oriented programming class hierarchy, and
use its subclasses to provide
implementation details of the abstract

An interface
 is a special kind of block containing method signatures
(and possibly constants) only.
 defines the signatures of a set of methods, without the
 defines a standard and public way of specifying the
behavior of classes.
 allows classes, regardless of their locations in the class
hierarchy, to implement common behaviors.
 NOTE: interfaces exhibit polymorphism as well, since
program may call an interface method, and the proper
version of that method will be executed depending on
the type of object passed to the interface method call.
Why do we use Interfaces?

To have unrelated classes implement
similar methods
 Example:

Class Line and MyInteger
 Not related
 Both implements comparison methods



Why do we use Interfaces?

To reveal an object's programming interface
without revealing its class

To model multiple inheritance which allows
a class to have more than one superclass
Creating Interfaces

To create an interface, we write:

public interface
[InterfaceName] {
//some methods without
the body
Creating Interfaces

As an example, let's create an interface that defines
relationships between two objects according to the “natural
order” of the objects.

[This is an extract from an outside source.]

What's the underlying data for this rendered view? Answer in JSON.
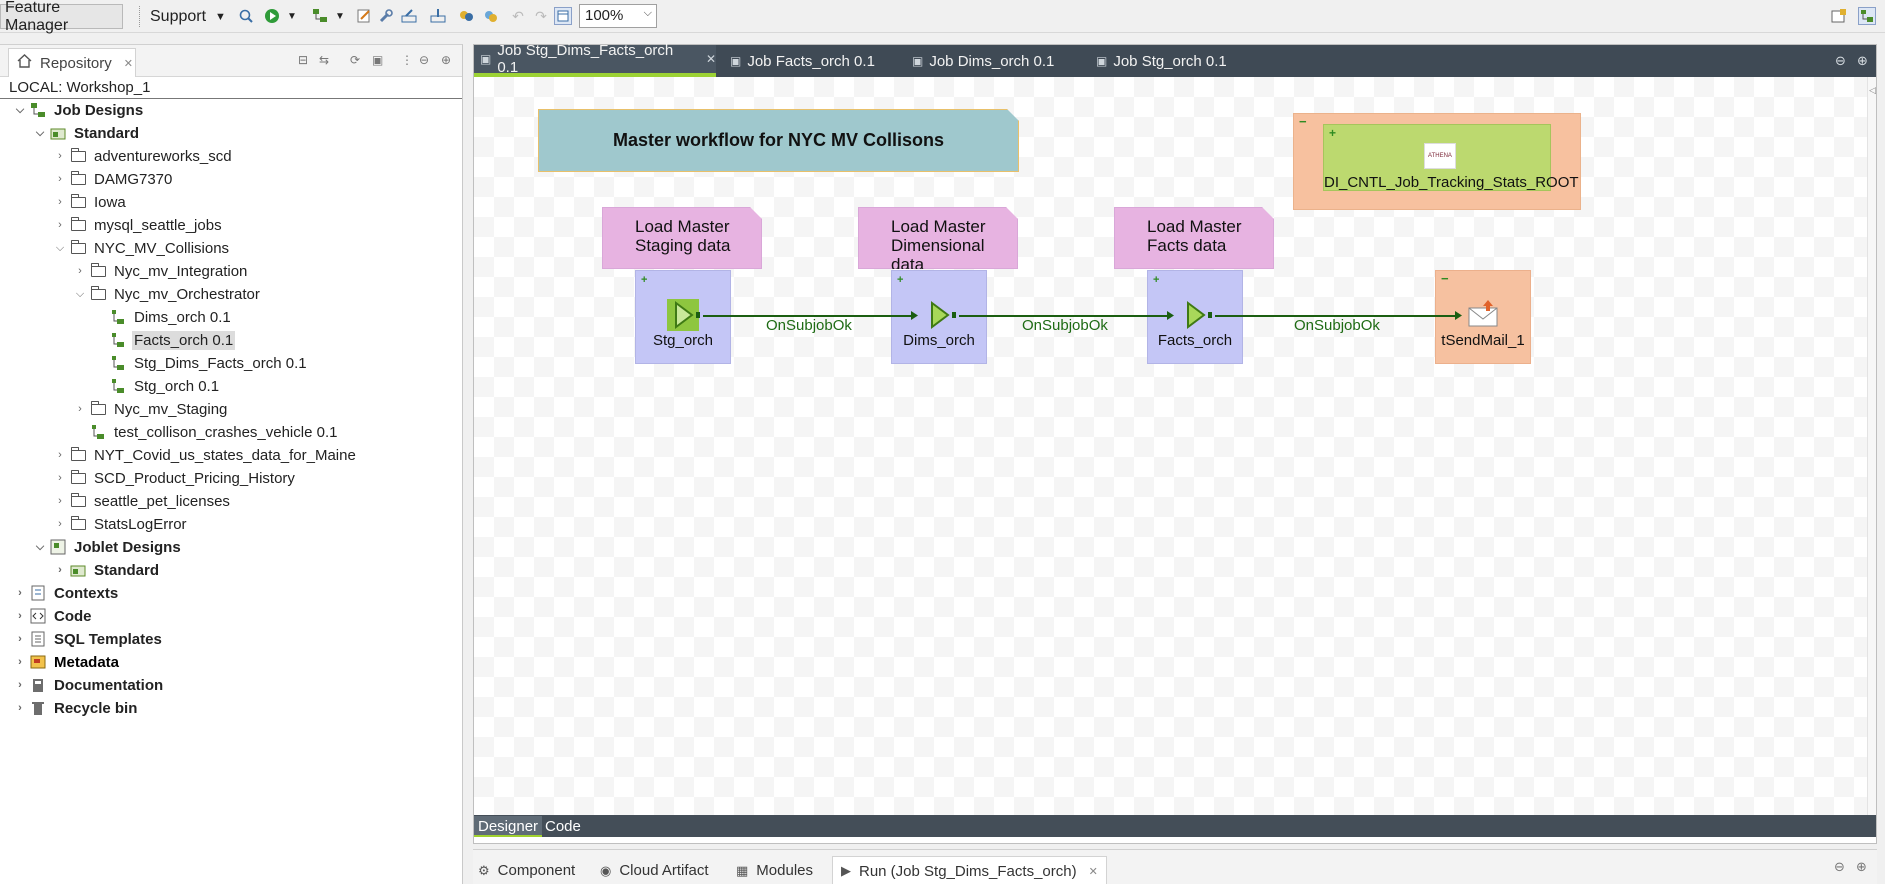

public interface Relation

public boolean isGreater( Object a, Object b);
public boolean isLess( Object a, Object b);
public boolean isEqual( Object a, Object b);
Creating Interfaces

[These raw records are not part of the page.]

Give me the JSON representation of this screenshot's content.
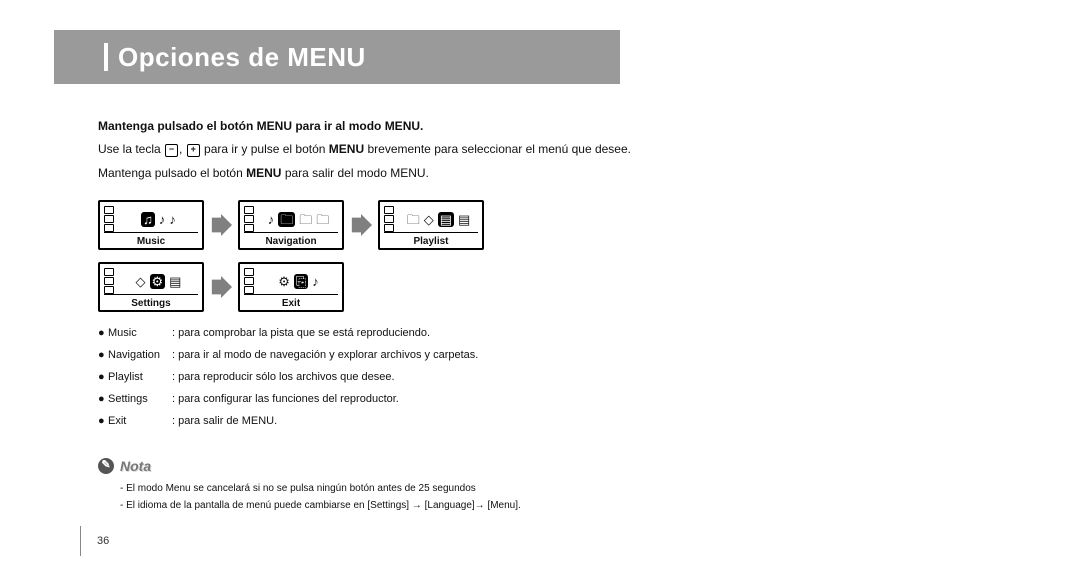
{
  "title": "Opciones de MENU",
  "intro": {
    "lead": "Mantenga pulsado el botón  MENU  para ir al modo MENU.",
    "line2_a": "Use la tecla ",
    "line2_b": " para ir y pulse el botón ",
    "line2_menu": "MENU",
    "line2_c": "  brevemente para seleccionar el menú que desee.",
    "line3_a": "Mantenga pulsado el botón ",
    "line3_menu": "MENU",
    "line3_b": " para salir del modo MENU."
  },
  "tiles": {
    "music": "Music",
    "navigation": "Navigation",
    "playlist": "Playlist",
    "settings": "Settings",
    "exit": "Exit"
  },
  "bullets": [
    {
      "key": "Music",
      "val": ": para comprobar la pista que se está reproduciendo."
    },
    {
      "key": "Navigation",
      "val": ": para ir al modo de navegación y explorar archivos y carpetas."
    },
    {
      "key": "Playlist",
      "val": ": para reproducir sólo los archivos que desee."
    },
    {
      "key": "Settings",
      "val": ": para configurar las funciones del reproductor."
    },
    {
      "key": "Exit",
      "val": ": para salir de MENU."
    }
  ],
  "nota": {
    "title": "Nota",
    "items": [
      "- El modo Menu se cancelará si no se pulsa ningún botón antes de 25 segundos",
      "- El idioma de la pantalla de menú puede cambiarse en [Settings] → [Language]→ [Menu]."
    ]
  },
  "page_number": "36",
  "glyph": {
    "minus": "−",
    "plus": "+",
    "comma": ", "
  }
}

To use an interface, we use the implements keyword.

For example,
* This class defines a line segment
public class Line implements Relation {
private double x1;
private double x2;
private double y1;
private double y2;

public Line(double x1, double x2, double y1, double y2){

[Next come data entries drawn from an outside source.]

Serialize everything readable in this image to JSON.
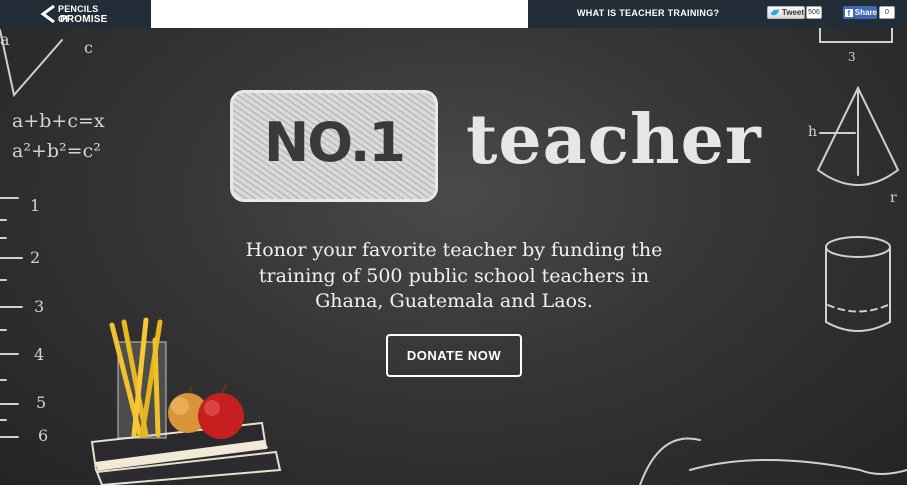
{
  "header": {
    "logo_line1": "PENCILS OF",
    "logo_line2": "PROMISE",
    "nav_link": "WHAT IS TEACHER TRAINING?",
    "tweet_label": "Tweet",
    "tweet_count": "506",
    "share_label": "Share",
    "share_count": "0"
  },
  "hero": {
    "badge_text": "NO.1",
    "headline": "teacher",
    "tagline": "Honor your favorite teacher by funding the training of 500 public school teachers in Ghana, Guatemala and Laos.",
    "donate_label": "DONATE NOW"
  },
  "chalk": {
    "formula1": "a+b+c=x",
    "formula2": "a²+b²=c²",
    "letter_a": "a",
    "letter_c": "c",
    "ruler": [
      "1",
      "2",
      "3",
      "4",
      "5",
      "6"
    ],
    "letter_h": "h",
    "letter_r": "r",
    "num_3": "3"
  },
  "colors": {
    "topbar": "#232d38",
    "board": "#353535",
    "facebook": "#4267b2"
  }
}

this.x1 = x1;
this.x2 = x2;
this.y1 = y1;
this.y2 = y2;
Creating Interfaces
public double getLength(){
double length = Math.sqrt((x2-x1)*(x2-x1) +
(y2-y1)* (y2-y1));
return length;

public boolean isGreater( Object a, Object b){

double aLen = ((Line)a).getLength();
double bLen = ((Line)b).getLength();
return (aLen > bLen);

public boolean isLess( Object a, Object b){

double aLen = ((Line)a).getLength();
double bLen = ((Line)b).getLength();
return (aLen < bLen);

public boolean isEqual( Object a, Object b){

double aLen = ((Line)a).getLength();
double bLen = ((Line)b).getLength();
return (aLen == bLen);
Creating Interfaces

When your class tries to implement an interface, always
make sure that you implement all the methods of that
interface, or else, you would encounter this error,

Line.java:4: Line is not abstract and does not override abstract method
isGreater(java.lang.Object,java.lang.Object) in Relation
public class Line implements Relation
1 error
Interface vs. Abstract Class

ALL Interface methods have no body

Some Abstract classes have method with

An interface can only define constants

An abstract class is just like an ordinary class that can
declare variables

Interfaces have no direct inherited relationship with any
particular class, they are defined independently

Abstract classes can be subsclassed
Interface vs. Class

 Interfaces and classes are both types
 This means that an interface can be used in places
where a class can be used
 For example:
PersonInterface pi = new Person();
Person pc = new Person();

 You cannot create an instance from an interface
 For example:
PersonInterface pi = new PersonInterface(); //ERROR!
Interface vs. Class

 Interface and Class can both define methods

 Interface does not have any implementation of the methods
Extending Classes vs.
Implementing Interfaces

A class can only EXTEND ONE super class, but it can
IMPLEMENT MANY interfaces.

For example:
public class Person implements PersonInterface,
WhateverInterface {

//some code here

Extending Classes vs. Implementing

Another example:
public class ComputerScienceStudent extends Student
implements PersonInterface,
LivingThing {

//some code here

Inheritance among Interfaces

Interfaces are not part of the class
hierarchy. However, interfaces can have
inheritance relationship among themselves

For example:
public interface PersonInterface {

public interface StudentInterface extends PersonInterface {


Inheritance (superclass, subclass)

Using the super keyword to access fields
and constructors of superclasses

Overriding Methods

Final Methods and Final Classes

Polymorphism (Abstract Classes, Interfaces)